Your goal: Restate the records underneath, keeping each one exactly the same.

### Listed entries

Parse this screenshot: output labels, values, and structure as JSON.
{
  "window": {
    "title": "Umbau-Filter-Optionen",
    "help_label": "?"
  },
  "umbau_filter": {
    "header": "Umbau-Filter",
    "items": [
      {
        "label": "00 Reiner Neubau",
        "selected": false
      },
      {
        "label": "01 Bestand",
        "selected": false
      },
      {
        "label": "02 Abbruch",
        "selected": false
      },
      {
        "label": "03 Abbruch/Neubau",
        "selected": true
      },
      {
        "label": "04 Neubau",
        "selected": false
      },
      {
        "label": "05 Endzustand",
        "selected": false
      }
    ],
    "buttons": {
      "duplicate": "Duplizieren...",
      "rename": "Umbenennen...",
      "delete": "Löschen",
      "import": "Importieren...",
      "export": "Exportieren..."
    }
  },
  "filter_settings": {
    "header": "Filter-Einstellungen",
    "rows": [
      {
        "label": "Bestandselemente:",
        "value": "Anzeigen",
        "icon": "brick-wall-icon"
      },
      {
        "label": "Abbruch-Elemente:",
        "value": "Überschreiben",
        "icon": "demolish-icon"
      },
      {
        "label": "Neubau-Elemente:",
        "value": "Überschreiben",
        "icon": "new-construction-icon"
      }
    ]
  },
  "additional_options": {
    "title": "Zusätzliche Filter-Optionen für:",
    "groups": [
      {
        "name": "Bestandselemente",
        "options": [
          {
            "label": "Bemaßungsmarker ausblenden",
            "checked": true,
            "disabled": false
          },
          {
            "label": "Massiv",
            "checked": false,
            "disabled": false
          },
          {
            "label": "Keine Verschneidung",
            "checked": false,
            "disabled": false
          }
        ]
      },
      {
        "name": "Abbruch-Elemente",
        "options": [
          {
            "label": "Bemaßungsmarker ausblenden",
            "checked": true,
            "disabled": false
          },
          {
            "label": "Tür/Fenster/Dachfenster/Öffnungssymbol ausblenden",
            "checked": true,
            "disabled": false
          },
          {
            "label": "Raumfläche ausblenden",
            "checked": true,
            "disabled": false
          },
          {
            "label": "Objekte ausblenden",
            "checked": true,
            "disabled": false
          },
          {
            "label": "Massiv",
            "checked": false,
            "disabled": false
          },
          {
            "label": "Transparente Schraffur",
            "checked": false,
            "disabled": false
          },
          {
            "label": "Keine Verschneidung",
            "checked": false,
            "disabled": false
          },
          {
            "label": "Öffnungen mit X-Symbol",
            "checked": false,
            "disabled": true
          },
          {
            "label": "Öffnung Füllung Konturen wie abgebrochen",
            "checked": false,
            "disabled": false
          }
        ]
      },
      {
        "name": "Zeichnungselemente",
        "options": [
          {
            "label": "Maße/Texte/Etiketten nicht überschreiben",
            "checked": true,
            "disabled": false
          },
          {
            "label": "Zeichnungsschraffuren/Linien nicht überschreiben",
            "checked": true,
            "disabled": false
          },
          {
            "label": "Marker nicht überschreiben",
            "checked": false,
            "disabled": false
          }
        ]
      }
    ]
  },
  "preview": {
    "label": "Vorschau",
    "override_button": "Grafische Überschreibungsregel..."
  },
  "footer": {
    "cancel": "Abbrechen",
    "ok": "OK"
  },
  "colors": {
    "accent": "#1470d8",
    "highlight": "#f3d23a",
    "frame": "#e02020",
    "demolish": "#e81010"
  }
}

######

Answer to this task:
Parse this screenshot: output labels, values, and structure as JSON.
{
  "window": {
    "title": "Umbau-Filter-Optionen",
    "help_label": "?"
  },
  "umbau_filter": {
    "header": "Umbau-Filter",
    "items": [
      {
        "label": "00 Reiner Neubau",
        "selected": false
      },
      {
        "label": "01 Bestand",
        "selected": false
      },
      {
        "label": "02 Abbruch",
        "selected": false
      },
      {
        "label": "03 Abbruch/Neubau",
        "selected": true
      },
      {
        "label": "04 Neubau",
        "selected": false
      },
      {
        "label": "05 Endzustand",
        "selected": false
      }
    ],
    "buttons": {
      "duplicate": "Duplizieren...",
      "rename": "Umbenennen...",
      "delete": "Löschen",
      "import": "Importieren...",
      "export": "Exportieren..."
    }
  },
  "filter_settings": {
    "header": "Filter-Einstellungen",
    "rows": [
      {
        "label": "Bestandselemente:",
        "value": "Anzeigen",
        "icon": "brick-wall-icon"
      },
      {
        "label": "Abbruch-Elemente:",
        "value": "Überschreiben",
        "icon": "demolish-icon"
      },
      {
        "label": "Neubau-Elemente:",
        "value": "Überschreiben",
        "icon": "new-construction-icon"
      }
    ]
  },
  "additional_options": {
    "title": "Zusätzliche Filter-Optionen für:",
    "groups": [
      {
        "name": "Bestandselemente",
        "options": [
          {
            "label": "Bemaßungsmarker ausblenden",
            "checked": true,
            "disabled": false
          },
          {
            "label": "Massiv",
            "checked": false,
            "disabled": false
          },
          {
            "label": "Keine Verschneidung",
            "checked": false,
            "disabled": false
          }
        ]
      },
      {
        "name": "Abbruch-Elemente",
        "options": [
          {
            "label": "Bemaßungsmarker ausblenden",
            "checked": true,
            "disabled": false
          },
          {
            "label": "Tür/Fenster/Dachfenster/Öffnungssymbol ausblenden",
            "checked": true,
            "disabled": false
          },
          {
            "label": "Raumfläche ausblenden",
            "checked": true,
            "disabled": false
          },
          {
            "label": "Objekte ausblenden",
            "checked": true,
            "disabled": false
          },
          {
            "label": "Massiv",
            "checked": false,
            "disabled": false
          },
          {
            "label": "Transparente Schraffur",
            "checked": false,
            "disabled": false
          },
          {
            "label": "Keine Verschneidung",
            "checked": false,
            "disabled": false
          },
          {
            "label": "Öffnungen mit X-Symbol",
            "checked": false,
            "disabled": true
          },
          {
            "label": "Öffnung Füllung Konturen wie abgebrochen",
            "checked": false,
            "disabled": false
          }
        ]
      },
      {
        "name": "Zeichnungselemente",
        "options": [
          {
            "label": "Maße/Texte/Etiketten nicht überschreiben",
            "checked": true,
            "disabled": false
          },
          {
            "label": "Zeichnungsschraffuren/Linien nicht überschreiben",
            "checked": true,
            "disabled": false
          },
          {
            "label": "Marker nicht überschreiben",
            "checked": false,
            "disabled": false
          }
        ]
      }
    ]
  },
  "preview": {
    "label": "Vorschau",
    "override_button": "Grafische Überschreibungsregel..."
  },
  "footer": {
    "cancel": "Abbrechen",
    "ok": "OK"
  },
  "colors": {
    "accent": "#1470d8",
    "highlight": "#f3d23a",
    "frame": "#e02020",
    "demolish": "#e81010"
  }
}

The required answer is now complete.